Ann Doss Helms said...

12:47, I don't blame you for being confused, but after another round of emails with Blue Cross to make sure I'm understanding this right: They aren't reporting what the hospital charges. They're reporting what's paid under the BCBS arrangement (BCBS + patient out of pocket). So if you get that bill that says Dr. X charges $1,000 and BCBS allows $750, they're using the $750 (plus the reimbursed expenses for everything else involved in that "episode").

Anonymous said...

That doesn't make sense. How is it of any benefit to the consumer to know what BCBS's reimbursement is; particularly when you consider that reimbursement is negotiated individually, with each provider? Further, cost share and copays would vary, based on the subscriber's particular policy, making this tool fairly worthless.

Ann Doss Helms said...

Right. It doesn't tell you what your out-of-pocket will be (though BCBS and many other companies do that for their customers), or what uninsured patients pay, or what other insurance companies pay. The BCBS position is it's one data point to help people ask better questions.

Anonymous said...

How can this "information" be of any help to anyone except the Medical-Insurance Mafia.

The doctors will not tell you what they charge. The hospital will not tell you what they charge.

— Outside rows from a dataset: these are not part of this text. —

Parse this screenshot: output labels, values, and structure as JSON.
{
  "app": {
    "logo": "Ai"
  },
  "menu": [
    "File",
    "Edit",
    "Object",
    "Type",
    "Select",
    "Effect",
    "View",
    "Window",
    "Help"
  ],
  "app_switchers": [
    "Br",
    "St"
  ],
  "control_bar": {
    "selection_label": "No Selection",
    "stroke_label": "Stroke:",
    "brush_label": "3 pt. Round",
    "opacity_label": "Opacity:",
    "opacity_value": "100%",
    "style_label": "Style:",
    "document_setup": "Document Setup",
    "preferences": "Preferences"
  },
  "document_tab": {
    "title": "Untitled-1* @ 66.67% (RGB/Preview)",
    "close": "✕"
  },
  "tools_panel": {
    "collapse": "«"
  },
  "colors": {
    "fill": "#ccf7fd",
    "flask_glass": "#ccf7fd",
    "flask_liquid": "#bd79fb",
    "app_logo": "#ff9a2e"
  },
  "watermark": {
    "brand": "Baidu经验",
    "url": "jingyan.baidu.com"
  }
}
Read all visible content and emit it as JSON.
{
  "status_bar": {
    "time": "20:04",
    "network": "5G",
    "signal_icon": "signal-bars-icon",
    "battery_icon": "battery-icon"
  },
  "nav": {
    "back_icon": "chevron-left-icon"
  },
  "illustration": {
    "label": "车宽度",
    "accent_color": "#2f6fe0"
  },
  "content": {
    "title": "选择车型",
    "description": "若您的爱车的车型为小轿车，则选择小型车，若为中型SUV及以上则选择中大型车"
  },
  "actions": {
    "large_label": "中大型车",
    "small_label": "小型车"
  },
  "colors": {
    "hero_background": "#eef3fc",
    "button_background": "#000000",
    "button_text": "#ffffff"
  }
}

They just say, " We will let you know after the operation, and then you can send in all your net worth." And if you don't they will sue you and your spouse and your children and your grandchildren.

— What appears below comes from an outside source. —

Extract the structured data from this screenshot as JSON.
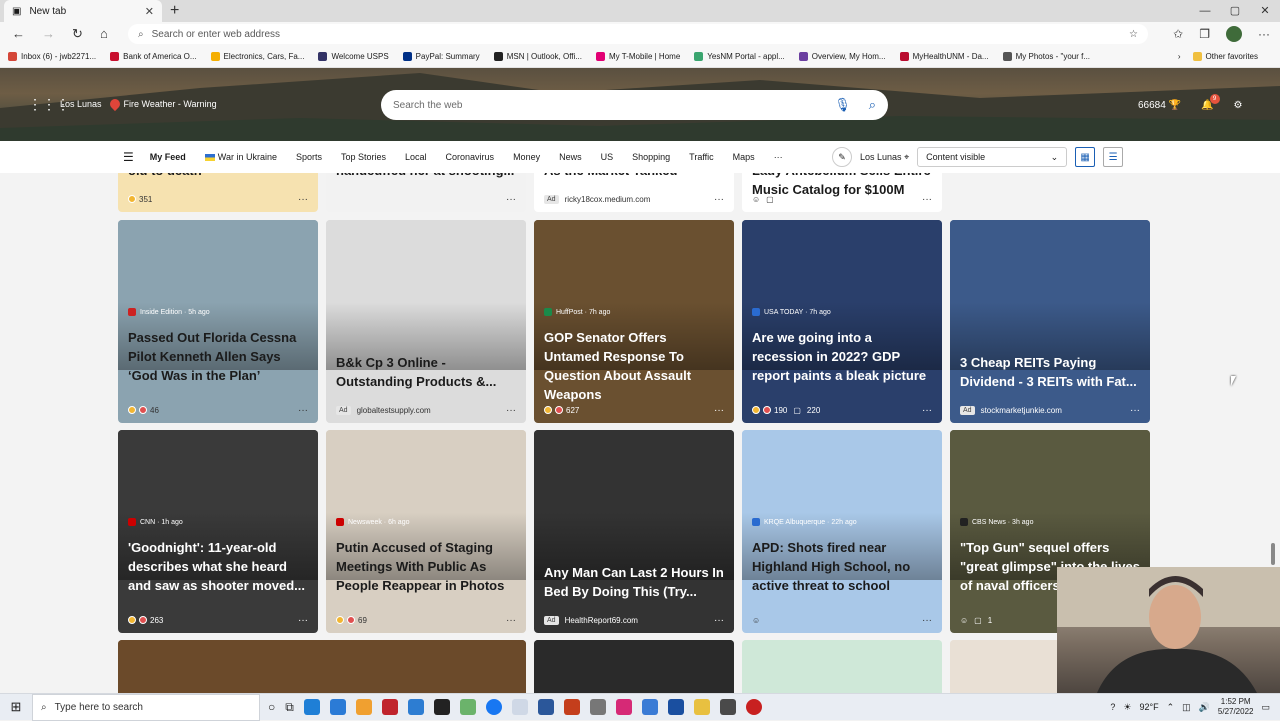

It is a criminal enterprise and you are not allowed to look behind the curtain

Anonymous said...

I believe I would investigate and try to gain some knowledge before making such negative statements about the hospitals. Both CHS and Novant have price lines that patient's can call and get information on the cost of a procedure before having it done. I can't understand all the negativity toward the large hospital systems in Charlotte that employ so many and give back to the community. I am glad we have such great organizations in Charlotte. A new NC law now requires more price transparency. Let's be positive!

Anonymous said...

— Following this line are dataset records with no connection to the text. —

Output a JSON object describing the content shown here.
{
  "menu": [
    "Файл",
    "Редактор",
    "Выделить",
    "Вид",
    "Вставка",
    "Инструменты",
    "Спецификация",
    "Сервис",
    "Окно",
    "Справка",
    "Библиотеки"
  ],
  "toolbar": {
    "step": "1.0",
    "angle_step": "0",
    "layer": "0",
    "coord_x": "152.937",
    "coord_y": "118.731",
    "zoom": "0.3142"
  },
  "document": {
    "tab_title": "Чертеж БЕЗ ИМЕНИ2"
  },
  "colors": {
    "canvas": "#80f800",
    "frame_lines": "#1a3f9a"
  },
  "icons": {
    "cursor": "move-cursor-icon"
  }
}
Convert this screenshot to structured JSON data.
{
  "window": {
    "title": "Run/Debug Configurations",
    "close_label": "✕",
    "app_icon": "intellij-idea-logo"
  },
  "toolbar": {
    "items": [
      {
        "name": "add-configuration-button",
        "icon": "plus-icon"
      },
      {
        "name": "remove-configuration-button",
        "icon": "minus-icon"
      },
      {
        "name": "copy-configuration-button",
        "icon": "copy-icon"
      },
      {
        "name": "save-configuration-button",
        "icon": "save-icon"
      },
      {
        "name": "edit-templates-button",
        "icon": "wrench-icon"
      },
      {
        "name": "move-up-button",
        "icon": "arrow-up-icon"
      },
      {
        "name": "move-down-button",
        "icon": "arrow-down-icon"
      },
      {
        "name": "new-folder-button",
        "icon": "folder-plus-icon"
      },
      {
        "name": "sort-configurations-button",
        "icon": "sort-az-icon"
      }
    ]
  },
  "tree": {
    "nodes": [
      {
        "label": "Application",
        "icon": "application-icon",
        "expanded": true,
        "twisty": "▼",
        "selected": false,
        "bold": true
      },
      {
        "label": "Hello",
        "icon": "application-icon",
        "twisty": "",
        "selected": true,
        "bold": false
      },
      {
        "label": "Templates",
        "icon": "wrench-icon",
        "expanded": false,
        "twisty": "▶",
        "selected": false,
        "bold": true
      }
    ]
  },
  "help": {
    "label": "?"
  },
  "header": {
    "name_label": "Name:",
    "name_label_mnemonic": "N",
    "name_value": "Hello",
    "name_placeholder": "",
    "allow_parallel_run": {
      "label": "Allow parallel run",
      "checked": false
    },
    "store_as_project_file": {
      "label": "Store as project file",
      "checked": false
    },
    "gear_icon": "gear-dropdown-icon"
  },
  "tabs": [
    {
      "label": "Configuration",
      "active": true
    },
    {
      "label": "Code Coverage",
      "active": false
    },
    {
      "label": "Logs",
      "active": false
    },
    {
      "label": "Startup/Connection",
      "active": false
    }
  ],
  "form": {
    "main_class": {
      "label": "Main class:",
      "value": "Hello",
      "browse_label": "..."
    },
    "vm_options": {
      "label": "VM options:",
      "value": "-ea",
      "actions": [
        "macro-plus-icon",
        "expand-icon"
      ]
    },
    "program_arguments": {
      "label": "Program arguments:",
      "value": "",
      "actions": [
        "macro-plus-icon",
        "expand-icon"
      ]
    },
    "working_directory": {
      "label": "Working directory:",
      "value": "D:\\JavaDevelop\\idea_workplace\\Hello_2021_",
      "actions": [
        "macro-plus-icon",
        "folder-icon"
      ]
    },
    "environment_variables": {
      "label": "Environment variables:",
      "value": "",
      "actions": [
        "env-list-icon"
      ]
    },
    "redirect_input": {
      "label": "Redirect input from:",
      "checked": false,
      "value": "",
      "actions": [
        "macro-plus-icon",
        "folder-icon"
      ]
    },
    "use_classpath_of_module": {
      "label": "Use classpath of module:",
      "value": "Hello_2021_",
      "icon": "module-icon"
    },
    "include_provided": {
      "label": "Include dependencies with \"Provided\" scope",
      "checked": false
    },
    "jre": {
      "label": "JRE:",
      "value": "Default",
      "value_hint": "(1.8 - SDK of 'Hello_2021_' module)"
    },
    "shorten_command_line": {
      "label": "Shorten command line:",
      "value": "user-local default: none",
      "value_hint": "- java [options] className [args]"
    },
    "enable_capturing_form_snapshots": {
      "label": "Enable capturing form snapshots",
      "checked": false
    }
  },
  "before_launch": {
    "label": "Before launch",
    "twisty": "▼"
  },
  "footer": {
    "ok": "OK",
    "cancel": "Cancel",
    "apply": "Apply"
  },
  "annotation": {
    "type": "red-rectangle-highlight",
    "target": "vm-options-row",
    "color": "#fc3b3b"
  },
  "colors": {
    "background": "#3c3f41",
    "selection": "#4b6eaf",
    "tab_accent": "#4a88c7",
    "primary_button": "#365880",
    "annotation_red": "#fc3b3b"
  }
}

if you have insurance the amounts reduced by heath care billing is around 35-50% of the total gross bills or whatever the contract between your insurance and the health care provider is.

if your bill is a million then your insurance company will pay 650,000 to 500,000 and you end up paying your deductible and co pay or co insurance of the rest.

you can negotiate with the billing dept in some cases on your share. good luck with that.

if you dont pay your monthly bill your wages will be garnished or they take your tax refunds in court and a collection agency will be calling daily for any remainder.

of course if are poor or an illegal you dont have to worry about a thing as it is all taken care of for you and you pay nothing via the govt.

also if you go to the ER initially at say CMC it will always be full of about 90% illegals 24/7 who bring all their kids in and take up all the space and chairs.
your wait could be 12 hrs or longer and you could even die in the ER.

if you die in the ER then you are in luck and dont have to worry about a thing.

it america these days it is an advantage to be poor so you may want to consider this before you study make good grades and go to college to get out and find a high paying position making a couple hundred thousand a yr such as write for a big newspaper but end up with 500,000 in out of pocket expenses that would kill you anyway.

and make no mistake that med costs are rising up up up with no relief and up about 2500% i the past 25 yrs.

you may want to consider getting into the medical profession where you get equal benefits as the poor or illegal alien who you will be treating 90% of the time.

this is your only hope plus if you get sick you can slip in and get treatment before you die in the ER.

also if you work for say CMC you get everything paid for usually with no out of pocket costs like the poor and illegals ...

Kristine said...

Dear Anonymous - would you be so bold in your statements is you weren't hiding behind the proverbial curtain of "anonymous" while bashing insurance companies and hospitals by name??